Oooh, only blog 2 and I’m going to be controversial already! I will state from the outset that I am going to make huge sweeping generalisations here. There are always exceptions, but let’s go with ‘the norm’ for the purposes of this article. Please bear with me.
This weekend has kept highlighting this issue to me…
Firstly, on my Twitter feed I suddenly started to get lots (and I’m talking almost every other Tweet) showing me those ghastly before and after shots, advertising some slimming aid / tablet / diet (#unfollow!!).
Now, (having worked oh so briefly as a model many moons ago), those shoots are often fake. Shock, gasp, horror! What? The diet industry lie to us?? Surely not. Well folks, you’d be surprised what you can do with a change of clothes, a round of exercise to get your blood pumping, some make up (including shading to men’s abs etc.), clever lighting and a better camera angle. It is quite possible to get a dramatic ‘difference’ within an hour or two. So, I tend to err on the side of not believing that tripe. Besides, if you want to actually lose weight I’m afraid the very boring yet very true old adage must apply ‘eat less, exercise more’. Sounds simple, but oh so tricky to do. I’m mid diet myself at the moment, so I can join the ranks of whingers quite happily.
Secondly, the fashion industry as a whole uses the ‘size zero’ model. This is why my own modelling career was short lived by the way; I was a UK size 8 (6 in the US) back then. How obese!? Now, the current average size of women in the UK is a size 16 (rightly or wrongly). This has gone up from a size 14 in the year 2,000, and that was up from a size 12 in the decade prior to that. I am not going to enter the dangerous debate of judging those sizes at all. There are some healthy people of all sizes, and unhealthy people of all sizes. Plus it is very dependent on your height too.
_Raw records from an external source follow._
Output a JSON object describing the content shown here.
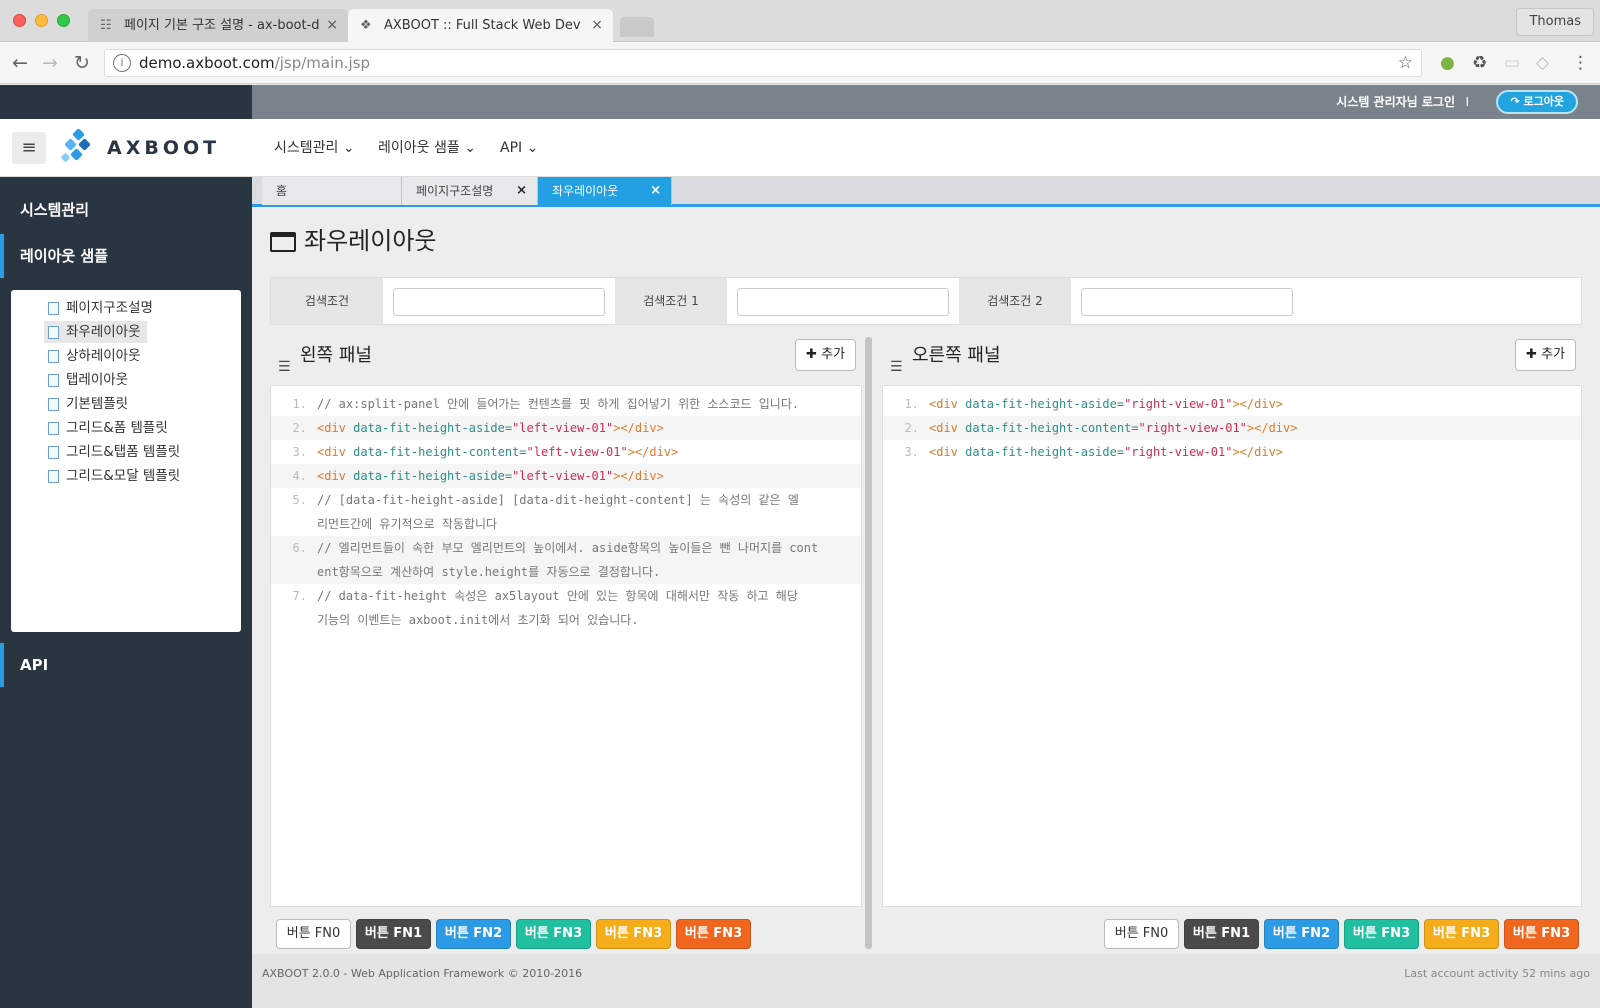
{
  "browser": {
    "tabs": [
      {
        "title": "페이지 기본 구조 설명 - ax-boot-d"
      },
      {
        "title": "AXBOOT :: Full Stack Web Dev"
      }
    ],
    "profile": "Thomas",
    "url_host": "demo.axboot.com",
    "url_path": "/jsp/main.jsp"
  },
  "app": {
    "user_info": "시스템 관리자님 로그인",
    "separator": "I",
    "logout_label": "로그아웃",
    "logo_text": "AXBOOT",
    "menus": [
      "시스템관리",
      "레이아웃 샘플",
      "API"
    ]
  },
  "sidebar": {
    "groups": [
      "시스템관리",
      "레이아웃 샘플",
      "API"
    ],
    "tree": [
      "페이지구조설명",
      "좌우레이아웃",
      "상하레이아웃",
      "탭레이아웃",
      "기본템플릿",
      "그리드&폼 템플릿",
      "그리드&탭폼 템플릿",
      "그리드&모달 템플릿"
    ],
    "selected": "좌우레이아웃"
  },
  "content": {
    "tabs": [
      "홈",
      "페이지구조설명",
      "좌우레이아웃"
    ],
    "active_tab": "좌우레이아웃",
    "page_title": "좌우레이아웃",
    "search": [
      "검색조건",
      "검색조건 1",
      "검색조건 2"
    ],
    "left_panel": {
      "title": "왼쪽 패널",
      "add_label": "추가",
      "lines": [
        {
          "n": "1.",
          "text": "// ax:split-panel 안에 들어가는 컨텐츠를 핏 하게 집어넣기 위한 소스코드 입니다."
        },
        {
          "n": "2.",
          "tag1": "<div",
          "attr": " data-fit-height-aside=",
          "str": "\"left-view-01\"",
          "tag2": "></div>"
        },
        {
          "n": "3.",
          "tag1": "<div",
          "attr": " data-fit-height-content=",
          "str": "\"left-view-01\"",
          "tag2": "></div>"
        },
        {
          "n": "4.",
          "tag1": "<div",
          "attr": " data-fit-height-aside=",
          "str": "\"left-view-01\"",
          "tag2": "></div>"
        },
        {
          "n": "5.",
          "text": "// [data-fit-height-aside] [data-dit-height-content] 는 속성의 같은 엘",
          "text2": "리먼트간에 유기적으로 작동합니다"
        },
        {
          "n": "6.",
          "text": "// 엘리먼트들이 속한 부모 엘리먼트의 높이에서. aside항목의 높이들은 뺀 나머지를 cont",
          "text2": "ent항목으로 계산하여 style.height를 자동으로 결정합니다."
        },
        {
          "n": "7.",
          "text": "// data-fit-height 속성은 ax5layout 안에 있는 항목에 대해서만 작동 하고 해당",
          "text2": " 기능의 이벤트는 axboot.init에서 초기화 되어 있습니다."
        }
      ]
    },
    "right_panel": {
      "title": "오른쪽 패널",
      "add_label": "추가",
      "lines": [
        {
          "n": "1.",
          "tag1": "<div",
          "attr": " data-fit-height-aside=",
          "str": "\"right-view-01\"",
          "tag2": "></div>"
        },
        {
          "n": "2.",
          "tag1": "<div",
          "attr": " data-fit-height-content=",
          "str": "\"right-view-01\"",
          "tag2": "></div>"
        },
        {
          "n": "3.",
          "tag1": "<div",
          "attr": " data-fit-height-aside=",
          "str": "\"right-view-01\"",
          "tag2": "></div>"
        }
      ]
    },
    "buttons": [
      {
        "label": "버튼 FN0",
        "color": "#ffffff"
      },
      {
        "label": "버튼 FN1",
        "color": "#4a4a4a"
      },
      {
        "label": "버튼 FN2",
        "color": "#2d9ae6"
      },
      {
        "label": "버튼 FN3",
        "color": "#1fbf9f"
      },
      {
        "label": "버튼 FN3",
        "color": "#f6ad1b"
      },
      {
        "label": "버튼 FN3",
        "color": "#f0661f"
      }
    ],
    "footer_left": "AXBOOT 2.0.0 - Web Application Framework © 2010-2016",
    "footer_right": "Last account activity 52 mins ago"
  },
  "colors": {
    "accent": "#2d9ae6",
    "sidebar": "#2a3542",
    "topbar": "#7a828c"
  }
}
But we all know there comes a point when you are actually obese or severely underweight (both ends of the spectrum are hazardous), and this will start becoming a danger to your health. See, I’m starting to digress already! My point is that the average UK woman at the present time is 5ft 3 in height, weighs 11 stone and wears a (UK) size 16. Now, to the modelling industry this is called a “plus sized model”. Actually, the plus sized model tends to fit in the 12-14 dress size category.
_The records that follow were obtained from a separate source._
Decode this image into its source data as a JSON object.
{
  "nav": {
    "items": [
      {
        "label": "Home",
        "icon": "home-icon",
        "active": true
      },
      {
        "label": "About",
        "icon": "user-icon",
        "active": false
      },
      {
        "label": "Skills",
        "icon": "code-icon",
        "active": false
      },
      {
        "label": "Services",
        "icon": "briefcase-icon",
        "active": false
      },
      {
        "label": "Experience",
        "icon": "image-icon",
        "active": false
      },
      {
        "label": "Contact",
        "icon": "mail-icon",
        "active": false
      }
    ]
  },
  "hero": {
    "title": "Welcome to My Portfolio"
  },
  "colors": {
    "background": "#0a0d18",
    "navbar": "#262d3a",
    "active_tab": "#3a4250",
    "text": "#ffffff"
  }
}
The industry’s own models have to be at least 5ft 8 for a start. But you’d be hard pushed to find one below 5ft 9. Their age tends to range from 16-21. The fashion model measurements mean at largest a size 4 is the ‘ideal’.
Now, is it me, or do a lot of us wonder who these clothes are designed for? What looks good on a very thin, straight up and down figure is not going to look good on a curvy/average sized girl. It’s just not. I’m willing to face the facts. So what hope do we have when we go out into our high street stores to purchase something flattering? There are literally millions on size 16 women in the UK (over half of the female population) trying to find ‘something nice to wear’! Please would someone design clothes for them too?
The good news is that there seems to be a growing pressure to go against this outdated mind-set, and to tiptoe ever closer to a model sized somewhere approaching a ‘normal’ size. So, I’ll leave that bit there.
One should also factor in the magazines and their airbrushed celebrities as well by the way. It’s a wonder we don’t all have eating disorders. Most of us women folk do tend to have an unrealistic body image though. Instead of embracing ourselves for the sacred feminine within us, and celebrating our natural weight (yes we all have one, and deep down we know what it is). Yet we try to squidge ourselves into clothes that are an ‘acceptable size’.
Just out of interest, if you polled 1,000 men how do you think they’d describe their ideal woman? In my experience men (and by that I mean adult males from mid-twenties onwards) like “a woman with curves” and they justify this often with “I don’t want to shag a stick which might snap”. Their words, not mine! So, I call to women folk everywhere to get real. Love yourself!
But let me get down to the real point of this blog. We, as authors…what do we do? Are we contributing to the unachievable goal? I have read many many romance novels. I hate to admit, most actually have the ‘slim’ and beautiful heroine. Those which don’t tend to go to the extreme to prove a point.
I have tried in my own novels to step away from that, but confess I have probably fallen into the trap a bit despite my best efforts. Amanda and Claire in True’s Love are a size 10 and 12 respectively. In my defence, they are young and, well, let’s just say Amanda gets plenty of exercise to achieve this figure. And they’re still not super skinny. Am I allowed to get away with that?
In Rekindled Love Sophie reaches middle age, and I did ‘make a thing’ of her paranoia over her body ‘wobbly bits’ and all. But her man at that point loves every inch of her.
Now, I’m not stupid. People read to escape their everyday lives, and few would actually want to read about older women who are a size 16-18, have skin problems and greasy hair. But perhaps we can meet in the middle somewhere? As authors we have some degree of power. Are we able to shy away from super skinny ‘perfect’ looking women? This is the point up for discussion. Over to you…